At a time when the Catholic and Anglican churches on either side of the Atlantic have been parading their advocacy on behalf of the poor and the powerless, they might have bothered to put their own houses in order first. But, once again, through acts of bad timing and breathtaking bad taste, they have shot themselves in the foot.
In the UK, a Conservative MP hit back at the twenty-seven Church of England bishops who signed an open letter condemning the British government’s welfare reforms and labeling them “punitive”. Charlotte Leslie MP rightly pointed out that the church has considerable assets of its own that it could deploy in service of the poor before it becomes necessary to start badgering the government to redistribute more income between private individuals:
They say charity starts at home. Lambeth Palace [the official London residence of the Archbishop of Canterbury] is a rather nice home.
If you are invited to a reception there, you pad up richly carpeted stairs, along corridors of gold-framed paintings, before being treated to quails eggs with a delicate celery salt dip, and freely flowing wine. It’s rather a long way away from the local churches with crumbling roofs, serving damp biscuits and coffee in cracked mugs after the service.
One can’t help but think that this luxurious, and historic Palace might not be put to better use, more in line with the New Testament , if it was rented out to those who would pay dearly for such luxury, and the operation of the Church of England were to decamp to an industrial estate, outside Slough.
Just think of the number of church roofs that could be repaired from the income, and indeed the number of hungry people who could be fed.
The church’s ill-advised foray into campaigning for the Labour Party is encountering much-deserved resistance because the views of twenty-seven relatively coddled bishops with little recent experience of real life are not in tune with the sentiments of the people, and because they displayed a fundamental misunderstanding of the government’s own policy and its application.
Not very impressive from a large faith organisation seeking to influence the public debate.
Meanwhile, the New York Times reports on the attempts by the Archdiocese of Newark to lavish over $500,000 on upgrades to a residence for the bishop – not his primary residence, but his separate vacation home:
John J. Myers, the archbishop of the Newark Archdiocese, comes to this vacation home on many weekends. The 4,500-square-foot home has a handsome amoeba-shaped swimming pool out back. And as he’s 72, and retirement beckons in two years, he has renovations in mind. A small army of workers are framing a 3,000-square-foot addition.
This new wing will have an indoor exercise pool, three fireplaces and an elevator.
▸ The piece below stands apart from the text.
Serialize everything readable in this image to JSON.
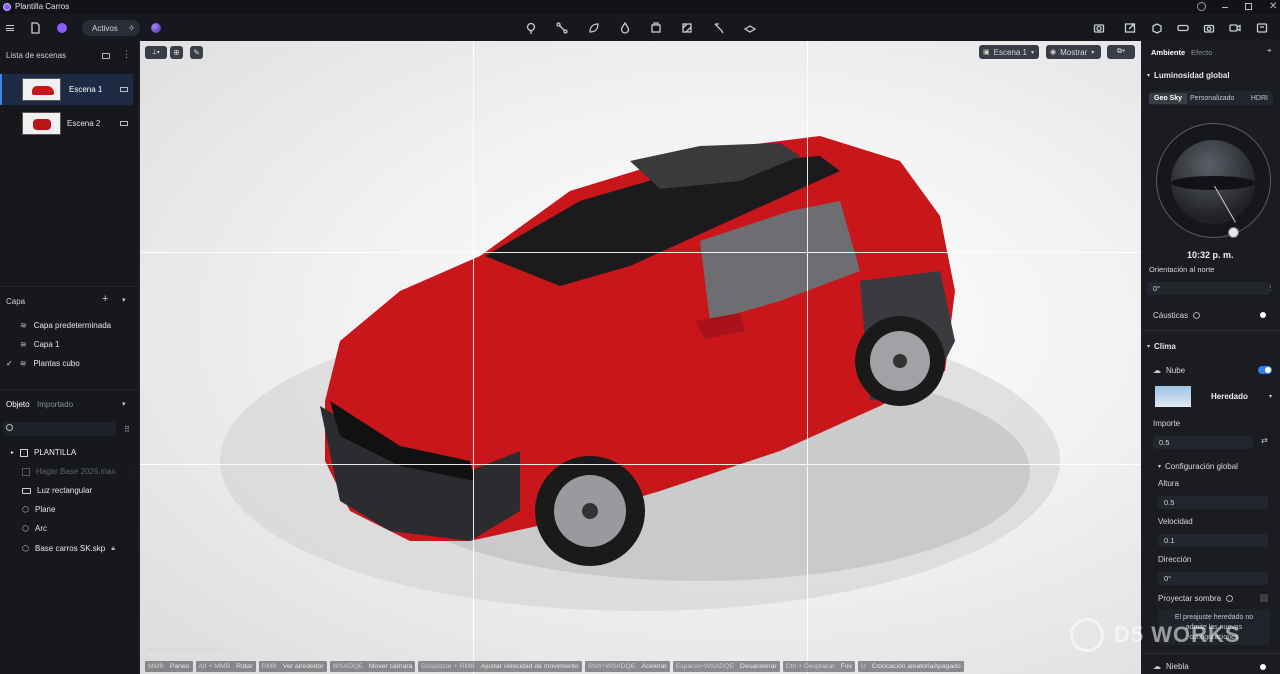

The Star-Ledger of Newark has noted that the half-million-dollar tab for this wing does not include architects’ fees or furnishings.
The expansion of the bishop’s vacation home will be funded by the sale of other properties owned by the archdiocese, they claim, as though this detail somehow makes the outrage more palatable. It does not. Either the sold buildings served an important purpose for the archdiocese which was suddenly ripped away in order to provide a little more luxury for the bishop, or they were unused and deserved to be sold so that the equity can be released in service of the church’s core mission.
Neither is the lucky beneficiary, Archbishop John J. Myers, a particularly lovable figure whose flock would be particularly thrilled to see treated in so generous a way:
So many leaders of the church have served it so badly for so many decades that it’s hard to keep track of their maledictions. Archbishop Myers provides one-stop shopping. He is known to insist on being addressed as “Your Grace.” And his self-regard is matched by his refusal to apologize for more or less anything.
It was revealed last year that a priest seemed to have broken his legally binding agreement with Bergen County prosecutors to never again work unsupervised with children or to minister to them so long as he remained a priest. When next found, he was involved with a youth ministry in the Newark Archdiocese.
Parishioners in Oradell, N.J., also discovered that the archdiocese had allowed a priest accused of sexual abuse to live in their parish’s rectory. A furor arose, and last summer the archbishop sat down and wrote an open letter to his flock. He conceded not a stumble. Those who claim, he wrote, that he and the church had not protected children were “simply evil, wrong, immoral and seemingly focused on their own self-aggrandizement.”
It is hard to see how frittering away scarce diocesan resources in order to build an MTV Crib-style McMansion for a mediocre bishop on the verge of retirement constitutes good stewardship of the church finances. And it is equally regrettable that given opportunity after opportunity to rehabilitate its battered image and start practicing humility and restraint, the hierarchy of the American Catholic church is unable to do so, and – worse still – feels no need to do so.
The church seeks to add its voice to important political debates on both sides of the Atlantic – concerning freedom of religion and abortion in America, and on welfare reform in Britain. In both countries, church leaders seek to portray themselves as spokespeople for the poor, the voiceless and the powerless.
This message would be slightly more credible if church leaders could somehow find it within themselves to stop building swanky palace extensions for their hedonistic bishops.
Image – a palace fit for a mediocre, hypocritical bishop. The new extension being built at the vacation home of Newark Archbishop John J. Myers.